I would not have addressed the events at all, save that there have been a variety of responses within the Stoic community, some that I agree with to a large extent and at least one that I find morally abhorrent. However, I have not yet come across my own views being expressed. I feel that adding a perspective that hasn't been considered could at least go to show that within our philosophy there is a diversity of opinion and room for disagreement. So please, take the time to review, Why I am not Charlie.
I hope we are all in agreement with the first point stated in the above article. These killings are horrific and an offense against our common humanity. There is no excuse for using violence to fight ideas. As the author states, 'words don't kill, they must not be met by killing, and they will not make the killers' culpability go away.'

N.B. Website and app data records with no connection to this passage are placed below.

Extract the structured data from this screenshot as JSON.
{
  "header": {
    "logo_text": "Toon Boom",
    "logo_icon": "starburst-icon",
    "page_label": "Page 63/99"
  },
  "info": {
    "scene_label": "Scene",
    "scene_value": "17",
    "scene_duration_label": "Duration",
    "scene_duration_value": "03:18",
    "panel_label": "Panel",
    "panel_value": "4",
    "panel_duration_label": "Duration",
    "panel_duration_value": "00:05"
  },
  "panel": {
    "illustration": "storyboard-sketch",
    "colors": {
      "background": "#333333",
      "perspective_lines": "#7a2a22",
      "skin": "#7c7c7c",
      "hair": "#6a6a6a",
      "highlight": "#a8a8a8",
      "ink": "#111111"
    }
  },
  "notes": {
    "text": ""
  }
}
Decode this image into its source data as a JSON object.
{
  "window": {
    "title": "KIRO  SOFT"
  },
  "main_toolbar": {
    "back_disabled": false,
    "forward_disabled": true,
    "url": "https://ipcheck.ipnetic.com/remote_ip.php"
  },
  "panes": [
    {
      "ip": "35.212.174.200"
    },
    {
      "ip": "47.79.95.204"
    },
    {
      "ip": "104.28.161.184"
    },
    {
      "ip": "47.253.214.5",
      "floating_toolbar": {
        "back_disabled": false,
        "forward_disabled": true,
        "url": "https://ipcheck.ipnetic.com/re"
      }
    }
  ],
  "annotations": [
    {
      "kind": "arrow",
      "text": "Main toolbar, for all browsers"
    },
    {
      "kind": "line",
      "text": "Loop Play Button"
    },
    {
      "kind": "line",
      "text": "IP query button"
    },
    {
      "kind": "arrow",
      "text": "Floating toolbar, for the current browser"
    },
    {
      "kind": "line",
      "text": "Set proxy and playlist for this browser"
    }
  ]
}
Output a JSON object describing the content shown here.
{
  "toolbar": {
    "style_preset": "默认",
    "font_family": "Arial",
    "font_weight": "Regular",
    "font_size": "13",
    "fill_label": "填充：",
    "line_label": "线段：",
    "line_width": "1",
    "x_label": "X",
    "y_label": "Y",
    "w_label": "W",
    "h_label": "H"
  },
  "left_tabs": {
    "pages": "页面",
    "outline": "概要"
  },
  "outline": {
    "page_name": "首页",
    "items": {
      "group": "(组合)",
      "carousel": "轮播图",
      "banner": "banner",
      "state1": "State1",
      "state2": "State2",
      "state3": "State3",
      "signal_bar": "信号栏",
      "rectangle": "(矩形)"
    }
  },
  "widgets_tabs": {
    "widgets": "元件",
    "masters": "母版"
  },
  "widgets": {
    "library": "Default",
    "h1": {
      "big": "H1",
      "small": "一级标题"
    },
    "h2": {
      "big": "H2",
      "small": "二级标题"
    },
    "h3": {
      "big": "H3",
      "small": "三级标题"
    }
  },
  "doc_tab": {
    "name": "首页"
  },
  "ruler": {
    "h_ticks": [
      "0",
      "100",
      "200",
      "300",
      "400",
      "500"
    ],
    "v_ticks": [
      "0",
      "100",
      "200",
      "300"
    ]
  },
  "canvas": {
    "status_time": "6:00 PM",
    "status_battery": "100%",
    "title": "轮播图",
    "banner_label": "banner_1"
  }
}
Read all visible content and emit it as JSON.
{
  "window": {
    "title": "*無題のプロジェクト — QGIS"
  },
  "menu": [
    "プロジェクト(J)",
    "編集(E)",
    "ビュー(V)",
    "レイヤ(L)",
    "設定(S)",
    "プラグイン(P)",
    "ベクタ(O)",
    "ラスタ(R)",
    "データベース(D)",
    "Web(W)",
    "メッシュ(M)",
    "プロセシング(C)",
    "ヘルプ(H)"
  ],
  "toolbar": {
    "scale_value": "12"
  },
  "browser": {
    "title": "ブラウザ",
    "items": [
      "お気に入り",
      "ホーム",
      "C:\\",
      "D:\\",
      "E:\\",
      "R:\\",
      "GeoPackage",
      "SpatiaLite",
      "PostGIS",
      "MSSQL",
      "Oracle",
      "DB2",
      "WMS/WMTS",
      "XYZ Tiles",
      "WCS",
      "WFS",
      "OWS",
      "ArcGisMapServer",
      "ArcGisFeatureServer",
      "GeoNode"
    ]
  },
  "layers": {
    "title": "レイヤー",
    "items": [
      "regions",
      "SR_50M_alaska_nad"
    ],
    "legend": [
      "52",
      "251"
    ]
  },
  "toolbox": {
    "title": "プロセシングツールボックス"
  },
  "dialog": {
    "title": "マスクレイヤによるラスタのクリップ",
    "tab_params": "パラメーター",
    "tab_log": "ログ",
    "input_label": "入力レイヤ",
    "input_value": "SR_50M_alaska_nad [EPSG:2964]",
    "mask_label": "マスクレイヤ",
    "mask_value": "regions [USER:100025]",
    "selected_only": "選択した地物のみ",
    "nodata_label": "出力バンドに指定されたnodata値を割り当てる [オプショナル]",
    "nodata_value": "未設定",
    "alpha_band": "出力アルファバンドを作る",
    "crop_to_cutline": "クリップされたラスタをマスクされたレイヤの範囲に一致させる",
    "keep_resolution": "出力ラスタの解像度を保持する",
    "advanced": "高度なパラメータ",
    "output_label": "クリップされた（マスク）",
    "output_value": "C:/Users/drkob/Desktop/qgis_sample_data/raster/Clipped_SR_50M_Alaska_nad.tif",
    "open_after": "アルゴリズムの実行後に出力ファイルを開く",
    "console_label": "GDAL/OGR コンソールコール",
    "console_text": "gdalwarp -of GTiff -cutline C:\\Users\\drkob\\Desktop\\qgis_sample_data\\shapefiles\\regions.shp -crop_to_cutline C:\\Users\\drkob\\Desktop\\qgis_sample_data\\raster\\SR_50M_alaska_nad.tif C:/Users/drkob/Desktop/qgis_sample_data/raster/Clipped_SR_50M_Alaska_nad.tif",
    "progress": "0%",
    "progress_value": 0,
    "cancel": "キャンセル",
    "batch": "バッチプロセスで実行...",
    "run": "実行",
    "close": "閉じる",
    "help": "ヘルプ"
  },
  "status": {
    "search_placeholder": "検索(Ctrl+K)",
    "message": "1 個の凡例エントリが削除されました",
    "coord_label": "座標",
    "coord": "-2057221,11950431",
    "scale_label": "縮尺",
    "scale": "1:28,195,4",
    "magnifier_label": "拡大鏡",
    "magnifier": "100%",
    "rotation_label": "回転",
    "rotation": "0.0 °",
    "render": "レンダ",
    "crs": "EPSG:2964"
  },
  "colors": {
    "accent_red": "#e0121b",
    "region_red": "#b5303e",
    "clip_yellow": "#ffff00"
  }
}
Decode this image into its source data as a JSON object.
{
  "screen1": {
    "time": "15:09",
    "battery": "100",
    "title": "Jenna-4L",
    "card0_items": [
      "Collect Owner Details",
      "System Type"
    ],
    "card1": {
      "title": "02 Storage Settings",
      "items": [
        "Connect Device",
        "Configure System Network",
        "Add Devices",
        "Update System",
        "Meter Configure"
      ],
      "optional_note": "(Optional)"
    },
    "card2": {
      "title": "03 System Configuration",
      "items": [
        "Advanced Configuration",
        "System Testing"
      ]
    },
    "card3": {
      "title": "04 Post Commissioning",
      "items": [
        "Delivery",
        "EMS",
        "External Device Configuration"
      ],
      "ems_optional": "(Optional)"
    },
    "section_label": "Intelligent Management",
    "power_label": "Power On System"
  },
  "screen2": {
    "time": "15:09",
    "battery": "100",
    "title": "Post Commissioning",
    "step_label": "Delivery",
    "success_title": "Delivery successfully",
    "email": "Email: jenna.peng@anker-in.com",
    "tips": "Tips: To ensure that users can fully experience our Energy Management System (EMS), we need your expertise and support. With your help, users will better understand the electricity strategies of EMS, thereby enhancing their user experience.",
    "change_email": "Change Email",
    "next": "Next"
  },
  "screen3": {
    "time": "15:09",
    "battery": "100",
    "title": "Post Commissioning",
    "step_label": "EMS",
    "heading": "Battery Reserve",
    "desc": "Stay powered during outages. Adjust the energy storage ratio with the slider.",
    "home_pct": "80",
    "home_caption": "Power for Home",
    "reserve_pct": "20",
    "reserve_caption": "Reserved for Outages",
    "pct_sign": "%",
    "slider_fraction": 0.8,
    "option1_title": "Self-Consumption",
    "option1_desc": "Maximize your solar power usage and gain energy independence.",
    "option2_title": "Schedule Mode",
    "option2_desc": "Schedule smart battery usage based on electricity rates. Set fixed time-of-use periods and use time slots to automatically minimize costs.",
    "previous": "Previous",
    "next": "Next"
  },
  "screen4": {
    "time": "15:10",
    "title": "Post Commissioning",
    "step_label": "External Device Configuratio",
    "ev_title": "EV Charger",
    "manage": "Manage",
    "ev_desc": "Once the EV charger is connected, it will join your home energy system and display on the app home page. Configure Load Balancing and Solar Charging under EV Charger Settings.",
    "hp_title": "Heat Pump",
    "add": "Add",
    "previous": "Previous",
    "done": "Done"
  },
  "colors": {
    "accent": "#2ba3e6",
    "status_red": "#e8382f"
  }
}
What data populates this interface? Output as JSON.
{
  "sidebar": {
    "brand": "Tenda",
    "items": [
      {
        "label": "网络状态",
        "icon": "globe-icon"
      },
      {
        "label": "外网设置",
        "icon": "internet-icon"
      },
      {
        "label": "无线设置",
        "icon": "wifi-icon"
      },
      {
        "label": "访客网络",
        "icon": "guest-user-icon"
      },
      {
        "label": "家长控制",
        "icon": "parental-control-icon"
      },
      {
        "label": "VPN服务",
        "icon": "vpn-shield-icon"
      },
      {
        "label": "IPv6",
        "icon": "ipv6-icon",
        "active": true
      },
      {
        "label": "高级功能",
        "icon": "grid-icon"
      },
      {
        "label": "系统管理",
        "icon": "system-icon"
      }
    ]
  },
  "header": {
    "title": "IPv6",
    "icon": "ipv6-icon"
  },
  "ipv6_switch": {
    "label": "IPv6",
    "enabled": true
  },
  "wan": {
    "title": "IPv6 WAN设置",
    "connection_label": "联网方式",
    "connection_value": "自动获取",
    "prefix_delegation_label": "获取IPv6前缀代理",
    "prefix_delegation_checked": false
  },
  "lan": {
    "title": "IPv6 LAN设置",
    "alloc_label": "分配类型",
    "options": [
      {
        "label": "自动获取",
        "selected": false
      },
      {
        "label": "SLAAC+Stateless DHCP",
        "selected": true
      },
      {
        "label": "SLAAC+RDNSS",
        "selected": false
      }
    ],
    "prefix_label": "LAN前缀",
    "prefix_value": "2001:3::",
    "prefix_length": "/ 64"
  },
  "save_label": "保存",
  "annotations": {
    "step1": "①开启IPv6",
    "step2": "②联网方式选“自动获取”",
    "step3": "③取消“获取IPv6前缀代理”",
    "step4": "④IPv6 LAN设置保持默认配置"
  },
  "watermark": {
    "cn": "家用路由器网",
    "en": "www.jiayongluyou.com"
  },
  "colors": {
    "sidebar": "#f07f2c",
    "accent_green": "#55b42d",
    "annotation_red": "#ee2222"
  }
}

I have not run across Stoics who disagree with the above point, thankfully. I have seen a variety of thoughts concerning the proper Stoic response to violence, both our response as individuals and the actions we call for from the State and other institutions. A small subset have called for violence for violence. In particular, there has been calls for violence as punishment and as a deterrent for future actions. These views are indefensible within Stoicism.
The Stoic response to offensive actions is always one of restoration. As Aurelius states in Meditations 11:9, no person's offensive act can cause you to be unvirtuous against your will and neither can that person cause you to act without compassion towards them. Kindness towards offenders is not the same as inaction concerning their injustices. Aurelius says to, 'be tough-minded in thought and action.' Stoic tough-mindedness is for the hard work of overcoming the obstacles of vicious action with wiser and more lasting humane actions; actions meant to repair and restore even the most offensive of people to the human community. As I belabor in my writing, Stoicism treats all people as valuable, and demands that we bring each and every person continually closer within our circle of concern.
While we are doing the hard and satisfying work of a Stoic in our own lives, we are likewise responsible to call for restorative justice through our institutions. We do not get to cheer on policies that devalue human beings. We don't get to outsource cruelty to the State and then wash our hands of the actions done in our name. There's a reason that so many ancient Stoics were exiled or murdered by the State; they demanded better.
Concerning our adversaries, 'it is as much a weakness to become harsh as it is to shrink from action and relent out of fear.' The hardened heart is a distinctly un-Stoic organ. The healthy Stoic is one who can remain fully and relentlessly humane in the face of inhumanity. That is the Stoic I strive to be and those are the people I hope to partner with as we build up a Stoic community. So please remain tough minded. but also be gentle towards those who oppose you.